NEW YORK, NY (February 2, 2012) – Autism Speaks, the nation's largest autism science and advocacy organization, today cited a new report issued by the Missouri Department of Insurance as the latest evidence to discredit claims by the insurance industry that providing autism benefits will cause premiums to skyrocket for all policyholders.
The Missouri report examined the impact of the state’s autism insurance reform law, which took effect Jan.1, 2011, and found that insurance companies have paid out $4.3 million in claims, or 0.1 percent of total claims paid for 2011. Nearly 4,000 Missourians used the coverage for behavioral health treatments and other services for their children with autism.
“This study follows the experience in five other states that have tracked claims data since enacting autism insurance reform laws,” said Lorri Unumb, Esq., Autism Speaks vice president for state government affairs. “In the first year as the benefit ramps up, the premium impact averages just $0.15 per member per month. But even after the benefit stabilizes in year two, the average premium impact is only $0.31. By this measure, the Missouri benefit is coming in at $0.25. These real-world data are a fraction of the undocumented numbers thrown out by insurance lobbyists.”
Since 2007, Autism Speaks has helped enact autism insurance reform laws across the country. Today, 29 states representing 70 percent of the nation’s population have such laws, and Autism Speaks is working in additional states this year. The laws prevent health insurers from discriminating against people with autism by refusing to cover the diagnosis and treatment for autism, which can cost $50,000 a year or more.
The Missouri law applies to health plans covering 1.3 million state residents.
"This report shows good news on two fronts," said John M. Huff, director of the Missouri Department of Insurance. "First, it shows that the new law has already helped thousands of Missourians.
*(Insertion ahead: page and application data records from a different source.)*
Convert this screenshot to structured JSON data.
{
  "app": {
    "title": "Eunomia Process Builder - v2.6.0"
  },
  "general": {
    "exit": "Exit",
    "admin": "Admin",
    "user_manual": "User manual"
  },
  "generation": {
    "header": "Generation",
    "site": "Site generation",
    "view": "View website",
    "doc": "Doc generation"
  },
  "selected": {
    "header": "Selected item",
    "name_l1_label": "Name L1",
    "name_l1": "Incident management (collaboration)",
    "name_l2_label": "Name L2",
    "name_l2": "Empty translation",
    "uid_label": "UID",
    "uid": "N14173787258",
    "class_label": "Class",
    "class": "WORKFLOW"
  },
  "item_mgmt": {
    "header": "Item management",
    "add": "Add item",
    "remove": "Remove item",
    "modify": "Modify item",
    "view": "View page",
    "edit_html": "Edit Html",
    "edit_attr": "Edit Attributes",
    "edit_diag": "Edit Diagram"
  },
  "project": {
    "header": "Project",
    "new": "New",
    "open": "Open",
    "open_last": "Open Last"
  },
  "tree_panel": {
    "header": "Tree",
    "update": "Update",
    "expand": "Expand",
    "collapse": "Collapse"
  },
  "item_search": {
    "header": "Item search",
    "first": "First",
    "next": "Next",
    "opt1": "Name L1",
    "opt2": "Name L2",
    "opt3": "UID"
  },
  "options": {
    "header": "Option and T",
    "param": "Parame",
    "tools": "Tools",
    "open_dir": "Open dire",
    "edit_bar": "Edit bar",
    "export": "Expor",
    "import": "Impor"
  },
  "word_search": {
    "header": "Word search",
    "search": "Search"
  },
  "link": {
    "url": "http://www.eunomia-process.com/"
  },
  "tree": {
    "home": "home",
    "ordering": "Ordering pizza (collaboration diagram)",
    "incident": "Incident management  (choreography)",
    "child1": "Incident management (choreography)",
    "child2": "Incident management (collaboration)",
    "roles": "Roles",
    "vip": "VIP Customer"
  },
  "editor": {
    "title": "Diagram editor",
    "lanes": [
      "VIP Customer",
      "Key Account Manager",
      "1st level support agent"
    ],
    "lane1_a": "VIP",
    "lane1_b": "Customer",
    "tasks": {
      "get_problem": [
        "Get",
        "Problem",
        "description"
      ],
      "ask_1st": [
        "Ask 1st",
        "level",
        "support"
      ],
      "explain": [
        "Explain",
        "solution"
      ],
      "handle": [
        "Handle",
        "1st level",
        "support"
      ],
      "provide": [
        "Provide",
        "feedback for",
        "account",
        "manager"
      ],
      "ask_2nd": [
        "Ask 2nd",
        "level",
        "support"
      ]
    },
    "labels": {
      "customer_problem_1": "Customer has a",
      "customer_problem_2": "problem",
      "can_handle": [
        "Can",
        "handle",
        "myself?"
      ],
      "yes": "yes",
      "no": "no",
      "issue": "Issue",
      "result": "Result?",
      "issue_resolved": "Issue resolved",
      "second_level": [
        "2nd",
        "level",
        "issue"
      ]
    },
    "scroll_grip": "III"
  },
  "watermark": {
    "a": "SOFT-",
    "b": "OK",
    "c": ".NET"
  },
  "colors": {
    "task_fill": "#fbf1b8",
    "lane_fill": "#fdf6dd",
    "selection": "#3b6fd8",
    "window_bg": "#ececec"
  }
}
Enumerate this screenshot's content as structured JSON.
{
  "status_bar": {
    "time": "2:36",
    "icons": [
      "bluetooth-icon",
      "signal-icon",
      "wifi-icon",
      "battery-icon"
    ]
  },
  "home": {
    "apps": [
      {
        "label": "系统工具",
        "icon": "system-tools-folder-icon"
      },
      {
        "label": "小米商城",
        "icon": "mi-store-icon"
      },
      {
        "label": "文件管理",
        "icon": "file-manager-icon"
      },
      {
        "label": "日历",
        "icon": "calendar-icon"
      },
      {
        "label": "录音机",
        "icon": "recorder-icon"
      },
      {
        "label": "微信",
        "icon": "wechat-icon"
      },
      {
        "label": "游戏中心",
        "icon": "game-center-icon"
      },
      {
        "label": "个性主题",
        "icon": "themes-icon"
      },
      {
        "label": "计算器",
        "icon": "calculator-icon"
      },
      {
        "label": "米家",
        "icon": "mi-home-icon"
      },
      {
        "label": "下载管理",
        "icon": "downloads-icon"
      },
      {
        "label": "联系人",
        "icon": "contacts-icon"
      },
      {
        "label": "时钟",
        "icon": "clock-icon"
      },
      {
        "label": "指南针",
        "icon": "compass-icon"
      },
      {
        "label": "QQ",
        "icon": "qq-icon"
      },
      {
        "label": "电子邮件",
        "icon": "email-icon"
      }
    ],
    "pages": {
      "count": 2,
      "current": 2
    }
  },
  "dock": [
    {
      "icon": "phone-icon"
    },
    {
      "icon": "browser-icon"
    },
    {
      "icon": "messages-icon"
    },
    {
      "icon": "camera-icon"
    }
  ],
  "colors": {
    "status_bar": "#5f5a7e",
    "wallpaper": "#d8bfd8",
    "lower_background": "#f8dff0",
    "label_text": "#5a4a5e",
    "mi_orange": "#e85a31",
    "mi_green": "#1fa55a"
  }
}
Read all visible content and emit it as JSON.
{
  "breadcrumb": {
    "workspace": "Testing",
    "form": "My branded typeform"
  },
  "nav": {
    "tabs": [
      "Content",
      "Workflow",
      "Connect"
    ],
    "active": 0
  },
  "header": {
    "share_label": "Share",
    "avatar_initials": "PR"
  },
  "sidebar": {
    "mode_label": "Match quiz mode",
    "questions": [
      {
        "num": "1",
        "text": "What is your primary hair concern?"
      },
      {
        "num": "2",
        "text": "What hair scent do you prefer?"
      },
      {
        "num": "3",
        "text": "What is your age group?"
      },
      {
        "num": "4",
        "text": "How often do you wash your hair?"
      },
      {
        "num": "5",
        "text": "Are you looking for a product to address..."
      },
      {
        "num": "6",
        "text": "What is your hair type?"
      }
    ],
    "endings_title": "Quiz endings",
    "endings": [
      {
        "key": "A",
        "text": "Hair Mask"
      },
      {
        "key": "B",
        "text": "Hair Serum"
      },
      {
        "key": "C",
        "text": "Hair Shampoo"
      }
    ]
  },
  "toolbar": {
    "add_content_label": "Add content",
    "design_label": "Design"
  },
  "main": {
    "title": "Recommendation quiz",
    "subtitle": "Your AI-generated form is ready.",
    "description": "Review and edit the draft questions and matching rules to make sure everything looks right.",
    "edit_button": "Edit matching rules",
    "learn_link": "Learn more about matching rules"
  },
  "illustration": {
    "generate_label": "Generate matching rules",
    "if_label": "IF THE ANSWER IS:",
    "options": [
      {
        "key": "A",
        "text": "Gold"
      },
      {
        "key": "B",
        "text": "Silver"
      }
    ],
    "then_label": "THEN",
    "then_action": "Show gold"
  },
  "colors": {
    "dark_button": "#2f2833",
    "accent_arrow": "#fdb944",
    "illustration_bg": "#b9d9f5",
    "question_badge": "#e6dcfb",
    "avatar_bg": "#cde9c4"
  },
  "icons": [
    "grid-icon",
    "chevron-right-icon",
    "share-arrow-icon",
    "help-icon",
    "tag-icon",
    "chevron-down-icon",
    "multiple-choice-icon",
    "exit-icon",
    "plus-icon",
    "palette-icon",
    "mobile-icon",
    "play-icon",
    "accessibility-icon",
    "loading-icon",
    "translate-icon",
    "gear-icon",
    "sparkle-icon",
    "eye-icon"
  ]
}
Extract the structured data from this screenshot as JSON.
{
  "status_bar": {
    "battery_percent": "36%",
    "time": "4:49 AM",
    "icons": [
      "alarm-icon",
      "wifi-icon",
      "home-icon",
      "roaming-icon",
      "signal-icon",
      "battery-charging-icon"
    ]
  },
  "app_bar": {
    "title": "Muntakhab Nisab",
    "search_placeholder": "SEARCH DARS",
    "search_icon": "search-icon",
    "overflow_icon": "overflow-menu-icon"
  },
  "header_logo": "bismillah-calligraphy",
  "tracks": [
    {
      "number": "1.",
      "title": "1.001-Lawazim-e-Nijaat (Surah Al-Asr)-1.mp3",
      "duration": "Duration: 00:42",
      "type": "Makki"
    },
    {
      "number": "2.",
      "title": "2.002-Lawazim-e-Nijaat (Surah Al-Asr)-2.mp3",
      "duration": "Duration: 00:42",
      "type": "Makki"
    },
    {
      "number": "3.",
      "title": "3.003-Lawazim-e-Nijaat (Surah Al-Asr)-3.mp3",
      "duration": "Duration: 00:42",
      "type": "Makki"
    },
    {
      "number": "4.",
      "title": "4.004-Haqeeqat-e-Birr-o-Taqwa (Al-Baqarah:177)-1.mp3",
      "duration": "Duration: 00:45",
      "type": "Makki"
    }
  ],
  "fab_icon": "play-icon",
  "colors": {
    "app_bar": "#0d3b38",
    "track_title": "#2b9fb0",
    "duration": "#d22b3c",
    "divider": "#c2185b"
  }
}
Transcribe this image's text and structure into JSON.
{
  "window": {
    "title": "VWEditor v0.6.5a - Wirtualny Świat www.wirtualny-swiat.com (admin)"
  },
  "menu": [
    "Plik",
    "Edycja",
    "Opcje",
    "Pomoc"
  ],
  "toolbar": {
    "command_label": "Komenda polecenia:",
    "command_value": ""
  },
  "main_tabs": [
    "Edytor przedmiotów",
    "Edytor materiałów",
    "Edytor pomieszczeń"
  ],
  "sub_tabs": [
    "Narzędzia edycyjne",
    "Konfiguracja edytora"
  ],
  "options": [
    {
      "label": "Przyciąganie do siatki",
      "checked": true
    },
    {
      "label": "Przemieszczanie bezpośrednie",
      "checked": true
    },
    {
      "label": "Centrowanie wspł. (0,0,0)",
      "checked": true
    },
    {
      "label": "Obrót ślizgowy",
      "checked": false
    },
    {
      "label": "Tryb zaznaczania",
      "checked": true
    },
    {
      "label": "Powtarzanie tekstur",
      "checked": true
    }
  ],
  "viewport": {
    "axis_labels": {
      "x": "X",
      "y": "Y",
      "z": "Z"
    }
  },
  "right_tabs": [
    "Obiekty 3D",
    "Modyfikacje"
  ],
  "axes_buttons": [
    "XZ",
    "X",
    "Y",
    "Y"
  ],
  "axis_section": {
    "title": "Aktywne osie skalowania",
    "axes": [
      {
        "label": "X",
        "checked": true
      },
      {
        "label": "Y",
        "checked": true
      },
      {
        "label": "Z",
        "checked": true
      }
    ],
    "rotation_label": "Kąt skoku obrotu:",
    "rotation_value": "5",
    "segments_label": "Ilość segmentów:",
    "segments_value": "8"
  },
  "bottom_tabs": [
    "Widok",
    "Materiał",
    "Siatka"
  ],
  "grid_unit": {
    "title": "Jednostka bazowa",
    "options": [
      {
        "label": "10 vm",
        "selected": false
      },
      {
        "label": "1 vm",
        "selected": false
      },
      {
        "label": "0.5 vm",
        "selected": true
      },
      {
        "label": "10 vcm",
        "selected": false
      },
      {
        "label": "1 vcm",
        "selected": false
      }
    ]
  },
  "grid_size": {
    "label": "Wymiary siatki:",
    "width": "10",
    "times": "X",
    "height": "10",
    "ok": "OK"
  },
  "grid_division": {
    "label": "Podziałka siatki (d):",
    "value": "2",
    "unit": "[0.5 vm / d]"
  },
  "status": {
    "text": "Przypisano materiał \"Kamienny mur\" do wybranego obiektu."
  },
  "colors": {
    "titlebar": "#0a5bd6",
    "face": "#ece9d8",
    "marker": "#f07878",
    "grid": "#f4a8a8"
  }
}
Second, it shows the autism mandate should have minimal impact on health care costs and insurance premiums."
During legislative debate in Missouri, the Associated Press referenced claims from the insurance industry that the impact “could be closer to three percent.” This undocumented number is repeatedly cited in statehouses around the nation by insurance lobbyists trying to defeat autism insurance reform legislation.